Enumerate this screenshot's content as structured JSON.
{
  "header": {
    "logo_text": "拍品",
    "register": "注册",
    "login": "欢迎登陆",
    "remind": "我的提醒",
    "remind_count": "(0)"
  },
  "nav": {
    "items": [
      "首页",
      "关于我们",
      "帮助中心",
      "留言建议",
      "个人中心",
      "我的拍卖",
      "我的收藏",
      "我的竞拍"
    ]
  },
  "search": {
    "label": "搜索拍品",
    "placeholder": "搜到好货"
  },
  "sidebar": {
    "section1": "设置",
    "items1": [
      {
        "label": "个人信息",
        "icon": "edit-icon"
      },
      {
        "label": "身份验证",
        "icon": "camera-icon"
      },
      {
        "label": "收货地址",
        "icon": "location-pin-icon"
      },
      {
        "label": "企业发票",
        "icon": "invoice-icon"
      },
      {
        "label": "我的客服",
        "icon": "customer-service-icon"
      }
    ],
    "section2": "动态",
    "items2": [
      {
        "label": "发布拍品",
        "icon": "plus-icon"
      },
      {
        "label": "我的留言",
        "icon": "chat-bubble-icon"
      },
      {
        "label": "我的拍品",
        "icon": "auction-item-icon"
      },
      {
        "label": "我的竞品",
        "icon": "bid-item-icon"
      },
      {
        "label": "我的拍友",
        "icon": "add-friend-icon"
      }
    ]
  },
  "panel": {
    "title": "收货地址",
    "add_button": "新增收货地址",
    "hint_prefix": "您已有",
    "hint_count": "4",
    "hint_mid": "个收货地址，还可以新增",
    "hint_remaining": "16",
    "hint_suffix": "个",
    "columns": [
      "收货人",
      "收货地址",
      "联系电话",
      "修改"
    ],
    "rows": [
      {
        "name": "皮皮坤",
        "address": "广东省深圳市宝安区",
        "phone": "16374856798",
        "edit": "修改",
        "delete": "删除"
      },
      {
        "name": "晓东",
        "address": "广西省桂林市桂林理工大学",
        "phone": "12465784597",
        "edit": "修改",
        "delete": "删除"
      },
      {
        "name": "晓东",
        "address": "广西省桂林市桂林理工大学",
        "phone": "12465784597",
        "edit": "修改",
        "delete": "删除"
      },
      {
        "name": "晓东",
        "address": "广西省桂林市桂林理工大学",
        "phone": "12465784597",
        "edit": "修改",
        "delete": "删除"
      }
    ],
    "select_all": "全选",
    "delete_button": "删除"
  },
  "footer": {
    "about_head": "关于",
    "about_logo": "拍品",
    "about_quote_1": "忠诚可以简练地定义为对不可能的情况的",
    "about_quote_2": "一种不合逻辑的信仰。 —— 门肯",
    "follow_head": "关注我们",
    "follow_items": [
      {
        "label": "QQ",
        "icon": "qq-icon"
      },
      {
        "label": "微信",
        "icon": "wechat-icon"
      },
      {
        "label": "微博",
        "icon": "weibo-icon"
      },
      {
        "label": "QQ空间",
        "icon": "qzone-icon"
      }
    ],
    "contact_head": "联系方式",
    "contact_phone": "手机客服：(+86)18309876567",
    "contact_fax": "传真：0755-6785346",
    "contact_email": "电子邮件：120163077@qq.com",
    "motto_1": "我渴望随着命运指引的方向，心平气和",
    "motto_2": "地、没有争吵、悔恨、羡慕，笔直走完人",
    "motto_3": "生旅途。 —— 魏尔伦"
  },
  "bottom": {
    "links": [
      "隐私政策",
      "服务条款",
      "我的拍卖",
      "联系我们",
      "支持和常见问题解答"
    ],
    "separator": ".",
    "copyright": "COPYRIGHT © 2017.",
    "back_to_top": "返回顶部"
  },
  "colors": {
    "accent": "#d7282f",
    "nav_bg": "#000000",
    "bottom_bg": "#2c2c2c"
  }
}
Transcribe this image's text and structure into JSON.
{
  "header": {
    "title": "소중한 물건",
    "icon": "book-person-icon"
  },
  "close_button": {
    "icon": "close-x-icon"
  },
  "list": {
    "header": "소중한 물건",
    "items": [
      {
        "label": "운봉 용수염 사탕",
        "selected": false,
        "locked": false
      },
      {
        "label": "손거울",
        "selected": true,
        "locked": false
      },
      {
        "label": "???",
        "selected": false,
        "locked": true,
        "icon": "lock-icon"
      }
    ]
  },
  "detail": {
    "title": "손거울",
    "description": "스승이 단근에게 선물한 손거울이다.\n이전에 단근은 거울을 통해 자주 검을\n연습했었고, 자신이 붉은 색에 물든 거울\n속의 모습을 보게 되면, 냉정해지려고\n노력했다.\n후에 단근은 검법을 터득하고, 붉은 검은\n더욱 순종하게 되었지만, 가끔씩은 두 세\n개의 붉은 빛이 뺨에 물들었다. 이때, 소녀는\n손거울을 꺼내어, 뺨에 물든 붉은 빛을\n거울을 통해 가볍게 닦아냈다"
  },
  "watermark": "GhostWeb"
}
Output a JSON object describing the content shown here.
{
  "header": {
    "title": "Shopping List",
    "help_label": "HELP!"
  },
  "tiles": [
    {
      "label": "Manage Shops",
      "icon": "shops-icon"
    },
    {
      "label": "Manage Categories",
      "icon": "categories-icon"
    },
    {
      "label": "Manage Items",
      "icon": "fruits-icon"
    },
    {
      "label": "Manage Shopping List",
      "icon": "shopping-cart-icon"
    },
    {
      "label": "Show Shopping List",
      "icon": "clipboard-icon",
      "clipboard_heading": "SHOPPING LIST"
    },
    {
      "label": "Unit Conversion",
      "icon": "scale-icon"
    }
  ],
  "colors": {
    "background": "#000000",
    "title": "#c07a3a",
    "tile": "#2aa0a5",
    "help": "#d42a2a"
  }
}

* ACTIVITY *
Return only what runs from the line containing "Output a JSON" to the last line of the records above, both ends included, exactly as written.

* THE ANSWER *
Output a JSON object describing the content shown here.
{
  "header": {
    "title": "Shopping List",
    "help_label": "HELP!"
  },
  "tiles": [
    {
      "label": "Manage Shops",
      "icon": "shops-icon"
    },
    {
      "label": "Manage Categories",
      "icon": "categories-icon"
    },
    {
      "label": "Manage Items",
      "icon": "fruits-icon"
    },
    {
      "label": "Manage Shopping List",
      "icon": "shopping-cart-icon"
    },
    {
      "label": "Show Shopping List",
      "icon": "clipboard-icon",
      "clipboard_heading": "SHOPPING LIST"
    },
    {
      "label": "Unit Conversion",
      "icon": "scale-icon"
    }
  ],
  "colors": {
    "background": "#000000",
    "title": "#c07a3a",
    "tile": "#2aa0a5",
    "help": "#d42a2a"
  }
}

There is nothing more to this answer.